Exercise directions>
Return each line of the data that follows exactly as it reads.

==============================

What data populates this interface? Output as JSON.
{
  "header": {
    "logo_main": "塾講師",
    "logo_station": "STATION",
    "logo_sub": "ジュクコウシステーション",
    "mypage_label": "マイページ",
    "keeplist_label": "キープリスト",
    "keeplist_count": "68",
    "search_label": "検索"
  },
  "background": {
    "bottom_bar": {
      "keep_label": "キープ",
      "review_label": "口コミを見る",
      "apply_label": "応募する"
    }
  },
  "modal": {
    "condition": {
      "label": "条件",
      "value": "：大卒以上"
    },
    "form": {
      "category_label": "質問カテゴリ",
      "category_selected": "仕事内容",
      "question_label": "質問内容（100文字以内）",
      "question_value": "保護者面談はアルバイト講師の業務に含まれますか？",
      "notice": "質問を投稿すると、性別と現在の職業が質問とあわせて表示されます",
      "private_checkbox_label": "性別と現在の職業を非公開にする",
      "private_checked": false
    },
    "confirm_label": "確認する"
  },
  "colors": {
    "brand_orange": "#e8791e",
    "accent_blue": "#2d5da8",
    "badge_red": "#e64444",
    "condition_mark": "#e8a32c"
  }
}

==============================

Exercise result>
What data populates this interface? Output as JSON.
{
  "header": {
    "logo_main": "塾講師",
    "logo_station": "STATION",
    "logo_sub": "ジュクコウシステーション",
    "mypage_label": "マイページ",
    "keeplist_label": "キープリスト",
    "keeplist_count": "68",
    "search_label": "検索"
  },
  "background": {
    "bottom_bar": {
      "keep_label": "キープ",
      "review_label": "口コミを見る",
      "apply_label": "応募する"
    }
  },
  "modal": {
    "condition": {
      "label": "条件",
      "value": "：大卒以上"
    },
    "form": {
      "category_label": "質問カテゴリ",
      "category_selected": "仕事内容",
      "question_label": "質問内容（100文字以内）",
      "question_value": "保護者面談はアルバイト講師の業務に含まれますか？",
      "notice": "質問を投稿すると、性別と現在の職業が質問とあわせて表示されます",
      "private_checkbox_label": "性別と現在の職業を非公開にする",
      "private_checked": false
    },
    "confirm_label": "確認する"
  },
  "colors": {
    "brand_orange": "#e8791e",
    "accent_blue": "#2d5da8",
    "badge_red": "#e64444",
    "condition_mark": "#e8a32c"
  }
}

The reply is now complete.